Happy New Year! Nearly everyone who has overindulged on alcohol on New Year's Eve has woken up on New Year's Day with the tell-tale signs of a hangover: bleary eyes, nausea and the classic pounding headache.
While there are plenty of theories and superstitions about how to get over a nasty hangover, people may not know the actual science behind that pounding feeling in your head. This year we're breaking down the actual science of a hangover.
What Causes a Hangover?
Dr. Crystal Lantz-DeGeorge, an internal medicine physician at University Hospitals Case Medical Center in Cleveland, Ohio, said whether or not you have a bad hangover depends on how your body breaks down alcohol.
First, the body absorbs the alcohol through the intestines into the blood stream. As the liver filters the blood, it uses chemicals, including an enzyme, to break down the alcohol first into acetaldehyde and then acetic acid, which is removed in your waste. Lantz-DeGeorge said it’s the build-up of acetaldehyde “that causes all the hangover symptoms.”
Lantz-DeGeorge said if your body isn’t making these chemicals fast enough to break down acetaldehyde into acetic acid, you’re going to have an even worse hangover.
How Do You Get Over a Hangover?
Lantz-DeGeorge said an over-the-counter anti-inflammatory can help mitigate the symptoms, but most people will just have to wait until their body finishes processing the alcohol.
"There’s no magical quick fixes," Lantz-DeGeorge said of hangover cures. "There’s no special food, there’s no evidence that hair of the dog would do anything except lead to another hangover."
She warns against taking acetaminophen as it is processed through the liver and can strain the organ already working to breakdown alcohol in the blood.
Dehydration can make hangovers seem worse, so drinking water is key since alcohol is a diuretic.
Why Do Some People Have Worse Hangovers Than Others?
Not all drinkers are created equal and some people are more prone to terrible hangovers than others. Lantz-DeGeorge said people of certain ethnicities, including people of East Asian descent, can be more likely to have a whopper of a hangover the day after drinking due to genetic factors.
"They have mutation in their gene, that first step is very efficient," Lantz-DeGeorge said of breaking down alcohol in to acetaldehyde.
However, she said they often have less ability to then break down the acetaldehyde quickly, meaning the "alcohol gets them to a toxic hangover."
Is One Booze Better for Avoiding Hangovers?
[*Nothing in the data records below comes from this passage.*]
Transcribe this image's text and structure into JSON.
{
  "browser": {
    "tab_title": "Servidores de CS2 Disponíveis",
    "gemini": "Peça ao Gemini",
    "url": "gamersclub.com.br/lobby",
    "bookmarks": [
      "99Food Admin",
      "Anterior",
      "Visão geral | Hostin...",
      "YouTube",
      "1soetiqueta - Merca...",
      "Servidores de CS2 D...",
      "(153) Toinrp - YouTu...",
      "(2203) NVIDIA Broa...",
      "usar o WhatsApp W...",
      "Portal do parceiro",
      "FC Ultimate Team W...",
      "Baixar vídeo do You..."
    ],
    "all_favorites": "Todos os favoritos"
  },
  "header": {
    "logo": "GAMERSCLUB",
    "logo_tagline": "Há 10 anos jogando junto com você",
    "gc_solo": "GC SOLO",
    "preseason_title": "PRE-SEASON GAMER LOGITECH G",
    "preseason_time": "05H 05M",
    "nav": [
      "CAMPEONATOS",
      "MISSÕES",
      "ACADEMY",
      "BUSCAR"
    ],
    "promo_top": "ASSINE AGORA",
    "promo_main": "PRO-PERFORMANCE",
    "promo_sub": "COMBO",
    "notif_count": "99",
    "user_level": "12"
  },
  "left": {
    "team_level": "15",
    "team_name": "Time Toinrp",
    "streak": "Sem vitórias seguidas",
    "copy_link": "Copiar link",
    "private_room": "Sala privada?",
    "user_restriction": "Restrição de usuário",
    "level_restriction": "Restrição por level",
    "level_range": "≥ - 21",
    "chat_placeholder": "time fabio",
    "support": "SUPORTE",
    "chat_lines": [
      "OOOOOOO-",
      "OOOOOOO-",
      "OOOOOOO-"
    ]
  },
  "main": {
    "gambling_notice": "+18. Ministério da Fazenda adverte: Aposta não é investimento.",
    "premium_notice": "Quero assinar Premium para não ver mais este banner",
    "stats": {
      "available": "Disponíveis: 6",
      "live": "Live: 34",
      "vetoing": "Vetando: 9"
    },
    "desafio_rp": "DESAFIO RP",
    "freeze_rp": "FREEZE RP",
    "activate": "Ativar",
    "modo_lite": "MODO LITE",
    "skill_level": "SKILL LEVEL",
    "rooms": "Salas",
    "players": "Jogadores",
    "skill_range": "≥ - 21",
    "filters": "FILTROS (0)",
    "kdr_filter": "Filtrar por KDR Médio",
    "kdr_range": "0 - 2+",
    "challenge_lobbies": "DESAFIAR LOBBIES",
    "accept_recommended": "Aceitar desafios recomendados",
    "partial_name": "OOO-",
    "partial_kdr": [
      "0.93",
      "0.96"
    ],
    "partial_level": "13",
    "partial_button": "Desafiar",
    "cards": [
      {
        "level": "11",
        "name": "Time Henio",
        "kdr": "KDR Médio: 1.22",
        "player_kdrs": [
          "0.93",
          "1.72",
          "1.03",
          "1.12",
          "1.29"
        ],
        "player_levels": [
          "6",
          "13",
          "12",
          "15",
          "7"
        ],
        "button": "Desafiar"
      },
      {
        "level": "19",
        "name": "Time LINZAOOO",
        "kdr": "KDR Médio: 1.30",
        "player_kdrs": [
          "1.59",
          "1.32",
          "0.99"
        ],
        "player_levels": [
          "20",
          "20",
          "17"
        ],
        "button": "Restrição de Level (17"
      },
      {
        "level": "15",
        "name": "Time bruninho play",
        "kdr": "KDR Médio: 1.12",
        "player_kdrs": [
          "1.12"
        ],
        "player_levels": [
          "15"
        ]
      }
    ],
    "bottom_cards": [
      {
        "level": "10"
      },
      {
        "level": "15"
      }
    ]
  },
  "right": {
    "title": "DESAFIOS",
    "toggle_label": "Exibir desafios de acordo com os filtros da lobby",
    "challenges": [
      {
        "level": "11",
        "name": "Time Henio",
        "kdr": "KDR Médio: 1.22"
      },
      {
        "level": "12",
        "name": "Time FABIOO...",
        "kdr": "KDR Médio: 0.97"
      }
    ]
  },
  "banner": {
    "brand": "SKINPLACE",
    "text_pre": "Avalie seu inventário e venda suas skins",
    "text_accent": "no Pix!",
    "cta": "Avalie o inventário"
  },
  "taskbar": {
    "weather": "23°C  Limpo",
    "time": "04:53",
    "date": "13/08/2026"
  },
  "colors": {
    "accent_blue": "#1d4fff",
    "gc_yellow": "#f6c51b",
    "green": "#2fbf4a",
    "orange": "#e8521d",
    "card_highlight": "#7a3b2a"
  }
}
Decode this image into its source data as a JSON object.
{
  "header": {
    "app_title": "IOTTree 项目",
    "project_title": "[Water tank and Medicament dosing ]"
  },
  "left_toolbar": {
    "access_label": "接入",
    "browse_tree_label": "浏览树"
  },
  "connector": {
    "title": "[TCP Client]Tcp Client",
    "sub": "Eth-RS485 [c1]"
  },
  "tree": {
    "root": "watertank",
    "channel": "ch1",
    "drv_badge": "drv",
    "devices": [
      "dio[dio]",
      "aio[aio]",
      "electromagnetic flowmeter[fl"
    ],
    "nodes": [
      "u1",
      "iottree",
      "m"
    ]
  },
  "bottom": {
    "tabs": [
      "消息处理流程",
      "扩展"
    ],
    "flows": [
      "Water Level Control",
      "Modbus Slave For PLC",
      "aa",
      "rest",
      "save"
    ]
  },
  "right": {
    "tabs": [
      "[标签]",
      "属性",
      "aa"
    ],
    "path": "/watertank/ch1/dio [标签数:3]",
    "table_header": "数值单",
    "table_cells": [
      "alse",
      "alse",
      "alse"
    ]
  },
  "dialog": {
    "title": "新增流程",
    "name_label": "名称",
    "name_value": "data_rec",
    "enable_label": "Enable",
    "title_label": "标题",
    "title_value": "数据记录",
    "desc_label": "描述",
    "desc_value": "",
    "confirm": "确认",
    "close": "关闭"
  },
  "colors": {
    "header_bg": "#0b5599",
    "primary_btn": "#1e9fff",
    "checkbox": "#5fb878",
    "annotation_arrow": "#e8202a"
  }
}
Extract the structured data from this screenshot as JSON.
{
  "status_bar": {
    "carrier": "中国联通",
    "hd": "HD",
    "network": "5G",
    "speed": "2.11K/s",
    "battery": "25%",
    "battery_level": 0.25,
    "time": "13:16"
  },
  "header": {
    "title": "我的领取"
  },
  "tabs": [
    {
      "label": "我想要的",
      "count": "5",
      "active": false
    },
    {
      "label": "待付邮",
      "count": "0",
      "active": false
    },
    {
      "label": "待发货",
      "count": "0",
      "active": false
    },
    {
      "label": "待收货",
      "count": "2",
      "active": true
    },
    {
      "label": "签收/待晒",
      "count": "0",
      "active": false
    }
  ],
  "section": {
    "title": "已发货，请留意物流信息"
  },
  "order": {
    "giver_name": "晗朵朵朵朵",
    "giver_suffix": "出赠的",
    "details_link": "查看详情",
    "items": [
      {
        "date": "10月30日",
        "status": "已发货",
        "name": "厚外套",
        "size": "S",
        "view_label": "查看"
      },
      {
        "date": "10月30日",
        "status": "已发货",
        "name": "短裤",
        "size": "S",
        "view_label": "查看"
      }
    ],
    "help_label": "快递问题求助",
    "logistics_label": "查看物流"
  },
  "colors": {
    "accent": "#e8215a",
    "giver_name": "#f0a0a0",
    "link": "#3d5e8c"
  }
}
In terms of the alcohol breakdown, there is no magic drink that will protect you from a hangover unless it's nonalcoholic. Lantz-DeGeorge said unsurprisingly the more alcohol you drink, the more likely you'll have a bad hangover.
Lanz-DeGeoge said some liquors have compounds that can actually worsen an already bad hangover. She explained that some darker liquors like scotch or bourbon have chemicals that arise from fermentation that, when broken down, can make a drinker feel even lousier.